One of my triggers for recognising an episode is my level of physical sensitivity. Chemical changes ignite anxiety, which is a little word for such a magnitude of feeling. Most recently I experienced complications with my medication and this fueled a highly sensitive state. My doctor always takes me off my antidepressent when she feels that I am too manic. Then I wind up crying my eyes out over practically nothing.
Anxious and Afraid
It’s like suddenly feeling pulled into a hole where you become in complete tune with your body and aware of your surroundings. You’re in a zone. You’re heart feels like it is pumping out of your chest and a heat rises up your neck and into your face. People are talking but you can no longer process everything they are saying, sounds become too loud and shouting is too much. Bright lights make you squint and sudden movement can make you jump or shout. Spatial awareness can be affected and as people lean in you quickly retreat, curling up to hide until your intense sensitivity has calmed. I have often been fearful of myself in these situations, recognizing quickly that anything around me can be a trigger. I have shouted for silence and for people to stay away, which to the onlooker appears over-dramatic and exaggerated. Logically, it was simple to me. My body was in a highly sensitive, anxious state and attempting to protect itself. Misunderstanding and unhelpful responses only exacerbated my symptoms.

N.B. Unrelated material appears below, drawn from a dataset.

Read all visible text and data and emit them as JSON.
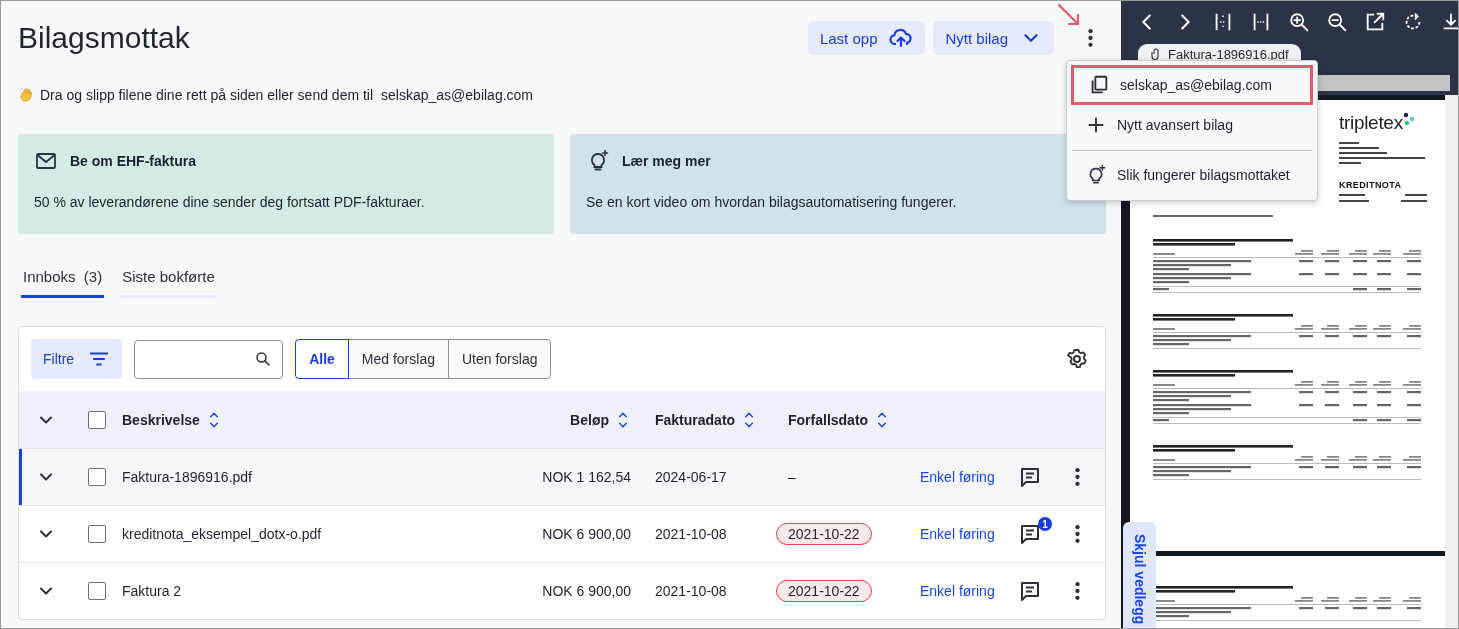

What Helps Manage My Sensitivity?
Life experience has been paramount. I understand it, accept it and have worked out strategies to help me handle it. It’s not always possible because I believe being sensitive is part of my genetic makeup, but my efforts have definitely benefited me in managing bipolar.
- I listen, help and empathize with people’s problems but I can let them go and be mindful of my own mental wellbeing.
- If someone is not compassionate or empathic I see it as their problem and not mine.
- I listen only to those I trust because they know me, support me and understand me.
- If I feel oversensitive and find myself spiralling downwards I try to distract myself or share my thoughts with someone who can rationalize them.
- I use cognitive behavioural techniques (CBT) to stop any negative thoughts cycles.
- I limit stressful situations and things I know trigger upset. I am confident in saying no if I feel at risk.
- I use relaxation if I start to panic. Diaphragmatic breathing is so important to calm the body down.
These strategies make me feel stronger, more empowered and make my decisions feel balanced.